Page 84

tree. The furious baying of the pack, the shouts and cheers of encouragement from the galloping horsemen, the wilderness surroundings, the knowledge of what the quarry is—all combine to make the moment one of fierce and thrilling excitement. Besides, in this case there was the possibility the jaguar might come to bay on the ground, in which event there would be a slight element of risk, as it might need straight shooting to stop a charge. However, about as soon as the long-drawn howling and eager yelping showed that the jaguar had been overtaken, we saw him, a huge male, up in the branches of a great fig-tree. A bullet behind the shoulder, from Kermit’s 405 Winchester, brought him dead to the ground. He was heavier than the very big male horse-killing cougar I shot in Colorado, whose skull Hart Merriam reported as the biggest he had ever seen; he was very nearly double the weight of any of the male African leopards we shot; he was nearly or quite the weight of the smallest of the adult African lionesses we shot while in Africa. He had the big bones, the stout frame, and the heavy muscular build of a small lion; he was not lithe and slender and long like a cougar or leopard; the tail, as with all jaguars, was short, while the girth of the body was great; his coat was beautiful, with a satiny gloss, and the dark-brown spots on the gold of his back, head, and sides were hardly as conspicuous as the black of the equally well-marked spots against his white belly.
  This was a well-known jaguar.

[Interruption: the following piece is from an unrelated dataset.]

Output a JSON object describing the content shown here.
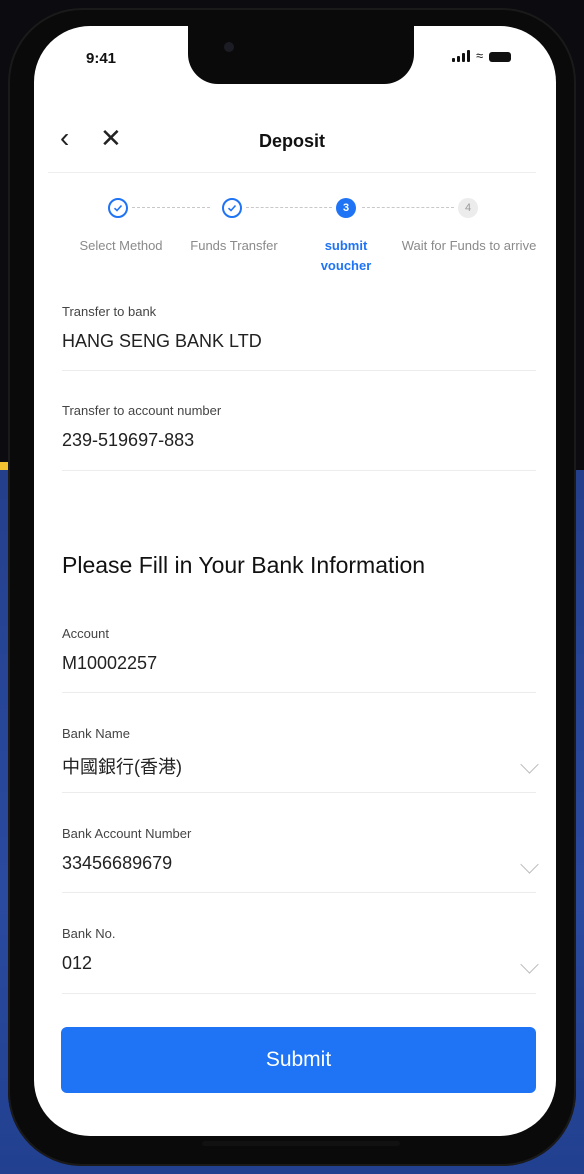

He had occasionally indulged in cattle-killing; on one occasion during the floods he had taken up his abode near the ranch-house